ASSIGNED TASK
Your result should be every line of the records below that contains the word "icon".

::::::

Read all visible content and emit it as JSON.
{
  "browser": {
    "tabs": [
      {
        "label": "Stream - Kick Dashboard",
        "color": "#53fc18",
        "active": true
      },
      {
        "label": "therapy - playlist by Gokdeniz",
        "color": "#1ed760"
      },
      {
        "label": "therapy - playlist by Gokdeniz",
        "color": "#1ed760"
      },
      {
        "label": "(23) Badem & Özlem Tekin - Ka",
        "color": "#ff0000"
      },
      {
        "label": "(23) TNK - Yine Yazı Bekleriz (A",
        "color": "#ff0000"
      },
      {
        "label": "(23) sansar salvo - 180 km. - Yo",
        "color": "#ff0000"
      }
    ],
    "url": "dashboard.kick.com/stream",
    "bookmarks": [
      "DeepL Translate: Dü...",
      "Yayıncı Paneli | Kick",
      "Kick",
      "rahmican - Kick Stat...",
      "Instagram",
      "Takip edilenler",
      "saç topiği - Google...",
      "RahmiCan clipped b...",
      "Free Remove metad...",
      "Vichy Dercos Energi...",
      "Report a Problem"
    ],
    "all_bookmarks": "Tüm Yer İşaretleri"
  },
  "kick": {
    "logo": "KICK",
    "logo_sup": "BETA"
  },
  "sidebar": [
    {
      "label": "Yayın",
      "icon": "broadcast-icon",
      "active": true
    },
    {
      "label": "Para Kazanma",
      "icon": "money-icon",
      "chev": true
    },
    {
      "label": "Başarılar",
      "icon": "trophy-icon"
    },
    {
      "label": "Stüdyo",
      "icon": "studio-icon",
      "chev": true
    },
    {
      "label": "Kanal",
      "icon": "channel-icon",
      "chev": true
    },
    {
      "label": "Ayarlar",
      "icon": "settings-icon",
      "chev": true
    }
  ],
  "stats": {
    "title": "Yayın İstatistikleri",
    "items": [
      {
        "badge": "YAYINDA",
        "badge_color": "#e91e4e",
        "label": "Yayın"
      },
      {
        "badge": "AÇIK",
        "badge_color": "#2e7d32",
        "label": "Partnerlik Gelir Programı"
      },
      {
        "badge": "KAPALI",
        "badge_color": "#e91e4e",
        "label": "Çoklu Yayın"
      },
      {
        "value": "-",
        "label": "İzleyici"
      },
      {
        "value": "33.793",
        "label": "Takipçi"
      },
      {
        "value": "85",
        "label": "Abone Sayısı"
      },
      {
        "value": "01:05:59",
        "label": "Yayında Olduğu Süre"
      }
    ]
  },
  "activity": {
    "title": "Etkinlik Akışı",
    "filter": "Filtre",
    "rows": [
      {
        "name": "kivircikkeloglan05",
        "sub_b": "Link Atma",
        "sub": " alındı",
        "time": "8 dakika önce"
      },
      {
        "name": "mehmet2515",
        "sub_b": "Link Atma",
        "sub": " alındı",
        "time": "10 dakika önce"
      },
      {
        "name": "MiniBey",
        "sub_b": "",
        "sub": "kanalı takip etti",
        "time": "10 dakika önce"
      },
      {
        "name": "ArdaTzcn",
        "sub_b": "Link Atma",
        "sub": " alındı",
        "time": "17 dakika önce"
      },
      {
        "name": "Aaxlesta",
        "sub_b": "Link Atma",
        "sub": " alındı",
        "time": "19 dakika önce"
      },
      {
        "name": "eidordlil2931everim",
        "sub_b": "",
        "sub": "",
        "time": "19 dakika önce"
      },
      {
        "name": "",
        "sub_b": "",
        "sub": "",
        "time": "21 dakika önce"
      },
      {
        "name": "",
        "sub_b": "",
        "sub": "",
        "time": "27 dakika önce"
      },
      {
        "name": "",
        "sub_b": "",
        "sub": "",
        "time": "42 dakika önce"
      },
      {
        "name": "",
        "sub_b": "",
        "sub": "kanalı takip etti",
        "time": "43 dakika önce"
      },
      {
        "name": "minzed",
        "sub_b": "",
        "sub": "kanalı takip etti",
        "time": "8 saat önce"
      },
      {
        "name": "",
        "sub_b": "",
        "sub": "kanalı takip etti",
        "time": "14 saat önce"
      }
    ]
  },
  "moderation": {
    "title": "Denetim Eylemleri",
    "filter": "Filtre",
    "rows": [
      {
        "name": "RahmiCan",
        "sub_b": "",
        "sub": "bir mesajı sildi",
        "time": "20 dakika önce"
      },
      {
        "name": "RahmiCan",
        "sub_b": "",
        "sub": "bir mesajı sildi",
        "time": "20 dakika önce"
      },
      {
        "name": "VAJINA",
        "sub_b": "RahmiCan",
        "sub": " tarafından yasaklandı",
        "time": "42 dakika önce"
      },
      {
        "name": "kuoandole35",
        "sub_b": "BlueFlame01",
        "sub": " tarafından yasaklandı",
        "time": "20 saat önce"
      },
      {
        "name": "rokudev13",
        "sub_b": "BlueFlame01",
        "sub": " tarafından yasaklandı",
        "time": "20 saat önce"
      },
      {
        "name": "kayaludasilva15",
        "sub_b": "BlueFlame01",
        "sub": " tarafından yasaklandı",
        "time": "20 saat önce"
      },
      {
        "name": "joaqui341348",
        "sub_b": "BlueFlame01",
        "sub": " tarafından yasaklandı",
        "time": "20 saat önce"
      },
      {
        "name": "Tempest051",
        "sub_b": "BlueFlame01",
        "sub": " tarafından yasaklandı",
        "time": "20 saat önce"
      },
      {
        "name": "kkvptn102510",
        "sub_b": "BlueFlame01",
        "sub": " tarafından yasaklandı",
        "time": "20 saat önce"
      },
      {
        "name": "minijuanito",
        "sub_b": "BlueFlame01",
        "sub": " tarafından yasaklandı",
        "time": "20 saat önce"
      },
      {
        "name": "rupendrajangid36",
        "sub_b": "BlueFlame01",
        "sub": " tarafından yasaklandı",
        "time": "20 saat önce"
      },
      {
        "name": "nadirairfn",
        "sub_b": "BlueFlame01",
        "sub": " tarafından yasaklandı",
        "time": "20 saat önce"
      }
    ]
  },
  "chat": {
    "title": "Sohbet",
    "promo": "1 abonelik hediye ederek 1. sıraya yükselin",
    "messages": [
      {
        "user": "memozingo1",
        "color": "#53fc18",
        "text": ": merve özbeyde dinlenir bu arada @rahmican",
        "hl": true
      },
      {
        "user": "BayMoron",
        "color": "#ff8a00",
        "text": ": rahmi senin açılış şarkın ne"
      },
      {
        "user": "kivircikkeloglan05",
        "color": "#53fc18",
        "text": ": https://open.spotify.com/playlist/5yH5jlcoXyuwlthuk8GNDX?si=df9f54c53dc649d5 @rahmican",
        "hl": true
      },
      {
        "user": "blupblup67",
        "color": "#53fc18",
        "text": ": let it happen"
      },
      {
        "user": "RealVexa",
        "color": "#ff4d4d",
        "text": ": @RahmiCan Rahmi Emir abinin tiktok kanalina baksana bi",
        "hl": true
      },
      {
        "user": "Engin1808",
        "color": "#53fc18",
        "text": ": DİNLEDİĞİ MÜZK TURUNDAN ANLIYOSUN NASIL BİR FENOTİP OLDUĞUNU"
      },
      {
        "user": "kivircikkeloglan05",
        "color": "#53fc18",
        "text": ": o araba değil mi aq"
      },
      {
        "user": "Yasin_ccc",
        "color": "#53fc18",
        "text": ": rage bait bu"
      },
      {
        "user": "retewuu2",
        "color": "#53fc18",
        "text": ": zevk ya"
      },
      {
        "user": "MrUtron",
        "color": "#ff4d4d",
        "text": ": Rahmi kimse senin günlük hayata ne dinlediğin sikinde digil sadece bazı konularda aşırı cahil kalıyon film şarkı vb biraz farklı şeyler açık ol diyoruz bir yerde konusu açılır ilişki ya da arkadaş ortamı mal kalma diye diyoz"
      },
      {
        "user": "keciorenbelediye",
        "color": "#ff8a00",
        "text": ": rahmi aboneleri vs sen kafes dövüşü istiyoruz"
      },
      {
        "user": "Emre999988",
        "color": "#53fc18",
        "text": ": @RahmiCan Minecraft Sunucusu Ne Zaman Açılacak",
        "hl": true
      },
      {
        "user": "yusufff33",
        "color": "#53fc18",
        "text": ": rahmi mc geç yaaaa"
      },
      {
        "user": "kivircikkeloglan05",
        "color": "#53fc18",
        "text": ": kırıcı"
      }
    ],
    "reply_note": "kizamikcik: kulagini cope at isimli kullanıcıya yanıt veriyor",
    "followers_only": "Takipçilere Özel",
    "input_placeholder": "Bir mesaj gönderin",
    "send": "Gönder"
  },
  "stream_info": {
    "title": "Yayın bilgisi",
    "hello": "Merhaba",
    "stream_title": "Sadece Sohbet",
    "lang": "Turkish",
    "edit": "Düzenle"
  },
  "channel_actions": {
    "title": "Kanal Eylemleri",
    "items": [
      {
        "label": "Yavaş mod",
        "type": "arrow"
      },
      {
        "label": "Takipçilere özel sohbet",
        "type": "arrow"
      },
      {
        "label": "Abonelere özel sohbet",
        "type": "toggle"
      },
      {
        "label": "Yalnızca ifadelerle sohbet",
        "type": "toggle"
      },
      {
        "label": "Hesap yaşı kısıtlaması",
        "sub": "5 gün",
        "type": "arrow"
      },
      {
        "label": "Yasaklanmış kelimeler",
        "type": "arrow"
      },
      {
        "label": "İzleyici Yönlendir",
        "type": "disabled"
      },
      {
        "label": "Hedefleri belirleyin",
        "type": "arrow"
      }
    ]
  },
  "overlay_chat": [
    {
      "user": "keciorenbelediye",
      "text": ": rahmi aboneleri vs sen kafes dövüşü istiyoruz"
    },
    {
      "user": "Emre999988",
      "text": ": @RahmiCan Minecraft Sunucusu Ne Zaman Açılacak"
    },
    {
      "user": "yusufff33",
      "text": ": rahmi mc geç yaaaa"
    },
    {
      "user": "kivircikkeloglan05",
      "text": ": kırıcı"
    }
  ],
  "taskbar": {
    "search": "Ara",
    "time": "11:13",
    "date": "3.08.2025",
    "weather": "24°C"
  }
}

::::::

SOLUTION TO THE PROBLEM
      "icon": "broadcast-icon",
      "icon": "money-icon",
      "icon": "trophy-icon"
      "icon": "studio-icon",
      "icon": "channel-icon",
      "icon": "settings-icon",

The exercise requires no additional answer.